In 1949, the then English colonial government in a bold move to install the large English owned company as the only large company of its type, the Belize Estate and Company, the colonial government devalued the British Honduras dollar (‘Belizean dollar’). This was a devastating blow to two large native-owned companies that were in the same type business of logwood and ‘Chicle’ (Chewing gum), which were at the core of the trade from British Honduras to the USA and England. It goes without saying that a native born resistance ensued. The first Belizean political Party was born via the General Workers Union, the People’s Committee. The peaceful revolution began. On his page we share videos of Belize Mennonites.
By 1954 the Peoples United Party came through the gates swinging and won their first elections. After much political drama the negotiations with the British to move toward independence resulted in a move toward self government. This was a key turning point in the nation’s history. One of the major stimulus to move toward self governance as a part of the negotiations was the ability of the colony to feed itself.

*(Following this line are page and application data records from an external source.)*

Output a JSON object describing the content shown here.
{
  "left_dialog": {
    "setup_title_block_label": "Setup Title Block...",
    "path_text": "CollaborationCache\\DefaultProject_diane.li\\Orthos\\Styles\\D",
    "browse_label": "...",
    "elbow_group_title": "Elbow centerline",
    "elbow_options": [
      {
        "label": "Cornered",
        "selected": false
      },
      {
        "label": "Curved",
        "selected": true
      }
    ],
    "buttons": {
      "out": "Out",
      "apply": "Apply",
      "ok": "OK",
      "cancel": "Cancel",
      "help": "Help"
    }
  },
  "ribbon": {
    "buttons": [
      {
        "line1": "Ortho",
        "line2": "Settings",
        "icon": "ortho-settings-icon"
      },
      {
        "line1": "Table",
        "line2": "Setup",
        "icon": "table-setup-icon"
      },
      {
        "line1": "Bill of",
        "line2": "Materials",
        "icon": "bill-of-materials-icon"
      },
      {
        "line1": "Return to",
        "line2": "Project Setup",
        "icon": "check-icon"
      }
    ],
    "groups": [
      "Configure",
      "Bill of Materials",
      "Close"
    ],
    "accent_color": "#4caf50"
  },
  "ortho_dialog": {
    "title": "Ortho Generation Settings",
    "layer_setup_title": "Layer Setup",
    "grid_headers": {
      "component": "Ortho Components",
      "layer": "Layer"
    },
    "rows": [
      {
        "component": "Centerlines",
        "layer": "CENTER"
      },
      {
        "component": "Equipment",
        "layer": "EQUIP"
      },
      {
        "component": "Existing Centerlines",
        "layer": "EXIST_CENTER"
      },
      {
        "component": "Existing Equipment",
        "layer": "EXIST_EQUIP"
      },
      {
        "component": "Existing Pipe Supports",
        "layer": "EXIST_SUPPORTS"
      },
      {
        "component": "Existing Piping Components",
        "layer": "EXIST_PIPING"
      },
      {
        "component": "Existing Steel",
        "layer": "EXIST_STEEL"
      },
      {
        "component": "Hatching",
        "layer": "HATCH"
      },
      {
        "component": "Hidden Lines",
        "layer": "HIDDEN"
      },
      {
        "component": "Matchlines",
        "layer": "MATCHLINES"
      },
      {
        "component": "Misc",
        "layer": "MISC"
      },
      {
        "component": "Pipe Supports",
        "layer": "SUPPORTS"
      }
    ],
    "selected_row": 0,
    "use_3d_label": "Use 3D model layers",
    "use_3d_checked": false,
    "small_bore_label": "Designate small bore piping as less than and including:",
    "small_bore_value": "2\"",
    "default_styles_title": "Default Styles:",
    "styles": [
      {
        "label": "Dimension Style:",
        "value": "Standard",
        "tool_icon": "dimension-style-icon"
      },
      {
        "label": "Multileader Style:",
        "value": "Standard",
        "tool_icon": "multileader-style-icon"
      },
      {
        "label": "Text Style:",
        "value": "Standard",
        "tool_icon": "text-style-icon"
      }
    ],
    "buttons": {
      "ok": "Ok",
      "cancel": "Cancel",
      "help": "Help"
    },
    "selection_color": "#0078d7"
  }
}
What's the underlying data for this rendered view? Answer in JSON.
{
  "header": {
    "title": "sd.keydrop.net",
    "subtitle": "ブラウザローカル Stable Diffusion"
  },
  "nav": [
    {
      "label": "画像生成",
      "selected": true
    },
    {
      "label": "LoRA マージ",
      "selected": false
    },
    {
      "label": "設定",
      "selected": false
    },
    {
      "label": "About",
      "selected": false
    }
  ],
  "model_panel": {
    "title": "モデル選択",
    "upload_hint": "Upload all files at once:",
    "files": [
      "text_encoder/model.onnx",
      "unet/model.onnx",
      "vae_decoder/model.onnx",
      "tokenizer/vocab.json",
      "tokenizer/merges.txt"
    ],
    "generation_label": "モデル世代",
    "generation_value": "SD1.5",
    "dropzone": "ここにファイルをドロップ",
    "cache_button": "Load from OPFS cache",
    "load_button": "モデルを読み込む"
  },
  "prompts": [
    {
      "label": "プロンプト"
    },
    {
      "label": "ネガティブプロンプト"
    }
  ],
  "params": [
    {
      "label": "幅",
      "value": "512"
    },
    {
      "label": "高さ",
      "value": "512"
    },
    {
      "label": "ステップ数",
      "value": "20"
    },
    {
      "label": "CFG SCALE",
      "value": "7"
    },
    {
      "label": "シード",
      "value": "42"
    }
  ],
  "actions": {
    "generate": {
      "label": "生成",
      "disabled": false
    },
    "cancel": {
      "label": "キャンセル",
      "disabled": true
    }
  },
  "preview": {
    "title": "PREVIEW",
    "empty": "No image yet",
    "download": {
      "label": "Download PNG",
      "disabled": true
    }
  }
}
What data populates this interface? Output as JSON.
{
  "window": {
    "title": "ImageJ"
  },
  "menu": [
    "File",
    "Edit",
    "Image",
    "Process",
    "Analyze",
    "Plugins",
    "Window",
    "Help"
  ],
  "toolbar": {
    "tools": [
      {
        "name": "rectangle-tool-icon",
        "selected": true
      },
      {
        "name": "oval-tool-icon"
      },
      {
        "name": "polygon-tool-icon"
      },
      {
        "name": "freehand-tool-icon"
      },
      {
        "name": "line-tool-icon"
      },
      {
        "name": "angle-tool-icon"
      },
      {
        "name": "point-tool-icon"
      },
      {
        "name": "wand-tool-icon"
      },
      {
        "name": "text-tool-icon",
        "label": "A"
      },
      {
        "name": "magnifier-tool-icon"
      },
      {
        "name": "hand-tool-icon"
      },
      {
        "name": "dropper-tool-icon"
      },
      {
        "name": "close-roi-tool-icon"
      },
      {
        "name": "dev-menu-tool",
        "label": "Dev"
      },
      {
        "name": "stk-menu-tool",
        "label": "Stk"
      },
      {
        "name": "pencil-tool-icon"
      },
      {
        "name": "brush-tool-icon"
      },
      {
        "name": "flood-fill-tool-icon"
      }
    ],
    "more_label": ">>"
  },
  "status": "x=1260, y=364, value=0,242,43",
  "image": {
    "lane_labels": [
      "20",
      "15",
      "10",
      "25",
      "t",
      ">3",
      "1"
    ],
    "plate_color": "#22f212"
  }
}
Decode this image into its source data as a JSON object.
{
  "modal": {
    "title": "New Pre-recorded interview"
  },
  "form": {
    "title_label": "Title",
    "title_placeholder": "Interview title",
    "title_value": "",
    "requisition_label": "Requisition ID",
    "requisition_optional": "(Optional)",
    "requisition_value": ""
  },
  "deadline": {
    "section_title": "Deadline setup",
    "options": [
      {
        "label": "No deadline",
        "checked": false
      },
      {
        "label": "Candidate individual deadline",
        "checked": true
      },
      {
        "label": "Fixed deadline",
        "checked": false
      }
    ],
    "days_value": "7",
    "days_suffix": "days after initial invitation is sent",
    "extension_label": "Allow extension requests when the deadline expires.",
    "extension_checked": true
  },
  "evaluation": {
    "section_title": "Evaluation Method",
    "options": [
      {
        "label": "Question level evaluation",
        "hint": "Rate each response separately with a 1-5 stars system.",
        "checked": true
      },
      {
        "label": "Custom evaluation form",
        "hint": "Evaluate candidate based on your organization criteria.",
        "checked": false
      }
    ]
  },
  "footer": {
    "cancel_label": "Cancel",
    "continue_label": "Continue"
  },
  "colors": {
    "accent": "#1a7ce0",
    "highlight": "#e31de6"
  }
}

With a population with over one hundred thousand people at the time, most people working in the Chicle and Logwood industry and many more subsistence farmers and a world that was rapidly changing, this was a tremendous task, seemingly, to amalgamate.
Up North, more specifically in the Northern part of Mexico in the State of Chihuahua, a people were making tremendous life-changing decisions. The government of Mexico could no longer promise them that their children could be exempt from the draft. The thing is, culturally, these people are pacifist. Their religion would never allow them to bend to that suggestion. It was unimaginable, even today. The German/Dutch Mennonite needed a place to call home. Interestingly, they had a skill that the then colony of British Honduras needed almost desperately to continue fulfilling its destiny.
A contingent of Mennonites came on a diplomatic visit in the year 1957 and had some discussions with the then Premiere of the country (later to become, the father of the nation), George Cadle Price and American adviser Mr. Emory King. In a nutshell, the diplomatic mission negotiated was that the Mennonite were interested to make British Honduras their new home and that they would offer the necessary large scale agriculture that the colony desperately needed to secure the ambition of nationhood. In return, the Premiere and the colony were to guarantee them land on which to live and farm; the safety to practice their religion free from persecution and the promise that their children would never have to serve in an army.
The Premiere took a look at the list and ticked off land for living and farming because truly, there were ample amounts of farming land. He asked if the Mennonite were Christians and they agreed. He ticked that off because the people of British Honduras were God-fearing. Lastly, he ticked off the probability of the Mennonite joining the army because the British solely controlled the army. The Premiere then did like Bob Barker (From the game show, The Price is Right), and said “come on down!” In 1958 the first contingent of Mennonites trucked their way down to the then colony of British Honduras.
In the year 2008 the Mennonite celebrated 50 years of being in Belize. They have been stalwart cornerstones of our Independence and stalwart cornerstones of the economic activity in the country of Belize. In fact, the German Mennonites presently produce over 85% of the poultry and dairy products in the country of Belize.
They are a remarkable culture in the country of Belize. They are farmers originally, and they are great at it. Heavy Christian and directed to a mixed capitalist and socialist management system within their communities, they are a very successful culture. Bear in mind however, that the Mennonite community is divided in two: The Progressive Mennonites, normally from Blue Creek in the North of the country and Spanish Lookout in the Cayo district and the Conservative group, normally mistaken for Amish trekking down the country roads in horse and buggies. They are certainly tightly wrapped and knitted in the colorful cultural mosaic which makes this country unique in Central America.
By Joseph Awe